A supernova goes off. A star has died. Can its partner have anything to do with it?
Cepheids’ pulsing brightness variations happen because the star’s temperature and radius is changing, and they occupy a unique niche of stellar evolution. We can learn a lot about what is physically happening inside stars during this tumultuous time through close observations. Or rather, we could learn a lot about what happens inside Cepheid variable stars, if only we knew their masses.
Thousands of transiting exoplanets have been discovered, but for most of these planets we only know their radius and nothing about their mass. With a mass-radius relation, we can infer the masses of all these planets.
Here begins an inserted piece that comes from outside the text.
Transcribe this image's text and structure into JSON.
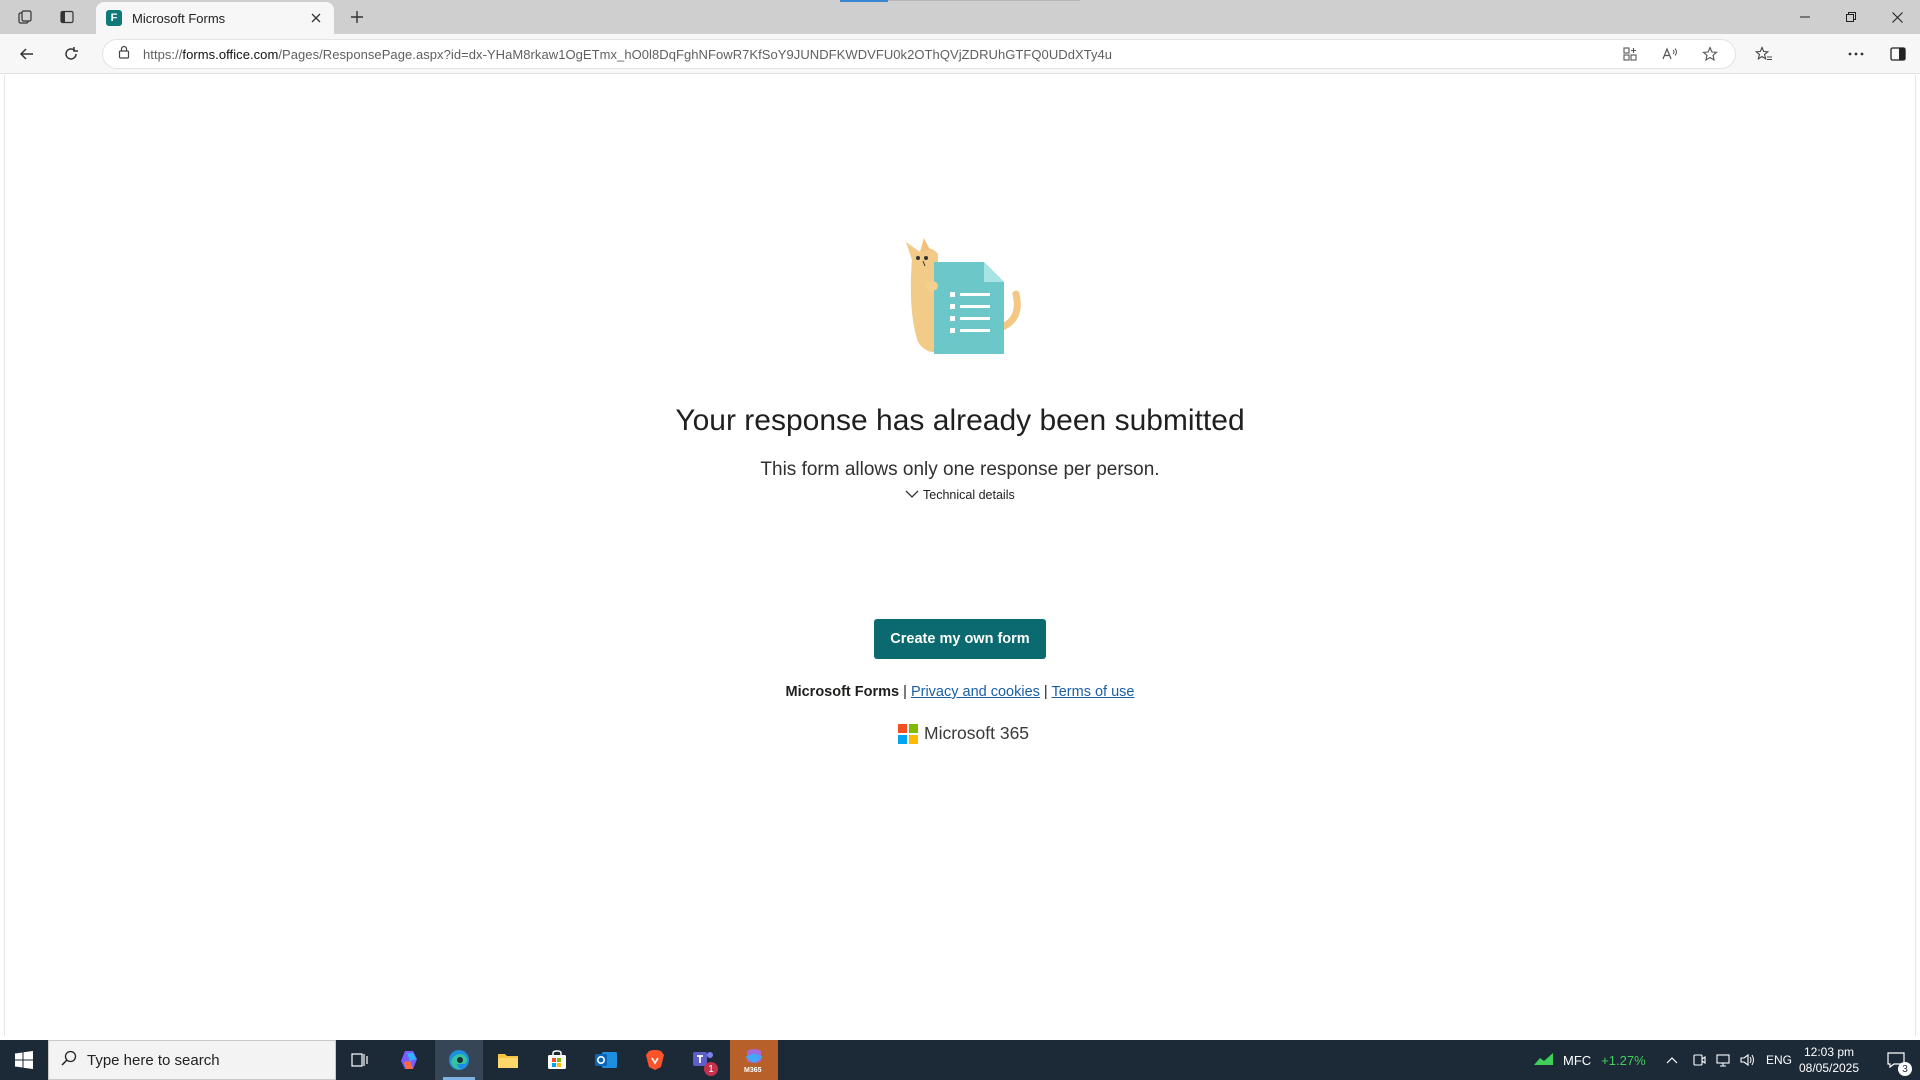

This paper provides a new, probabilistic mass-radius relation for small planets, and its approach is somewhat unusual…
Stars formed in the early Universe were extremely massive and extremely low in elements heavier than helium. The transition from the first to the second generation of stars is still hidden in the shadows of the past. However, simulations of the most massive supernovae can help us to decipher the way of how the life cycle of stars came into being.
Although this planet is far from habitable, scientists have confirmed the presence of water vapor in the atmosphere of the WASP-12 system. What does this infer about its planetary atmosphere? Is this in agreement with other studies? The story is not as black and white as we might have thought.
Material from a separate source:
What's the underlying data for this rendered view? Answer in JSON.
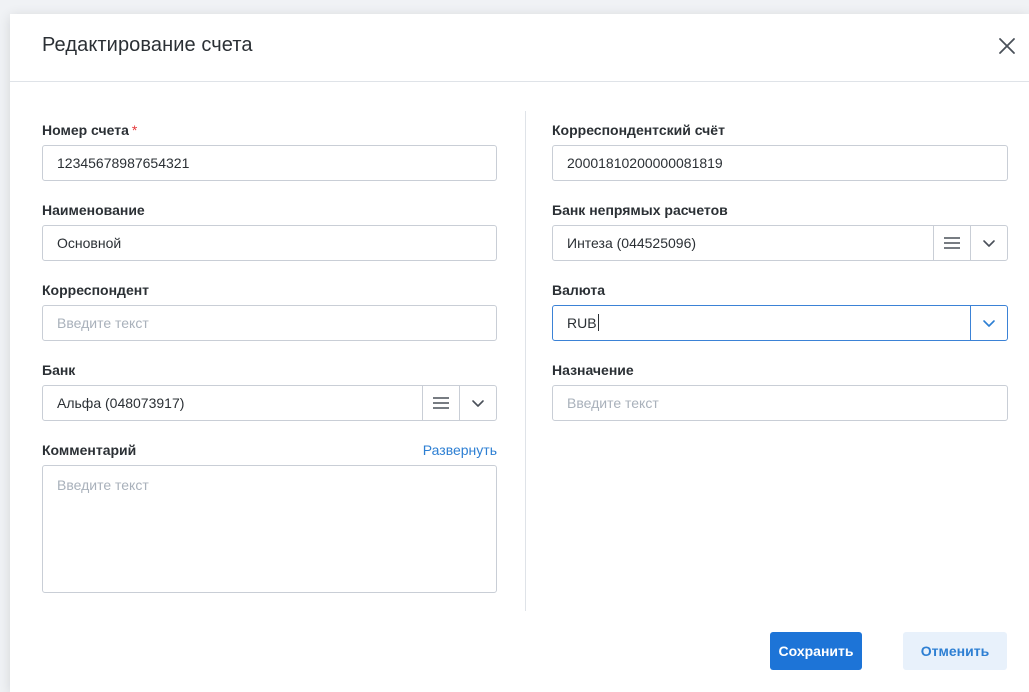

Stars form via gravitational collapse of molecular cloud cores. But observations reveal that far less gas is turned into stars than you would suspect by naively calculating the star formation rate. So what can we do about this mismatch?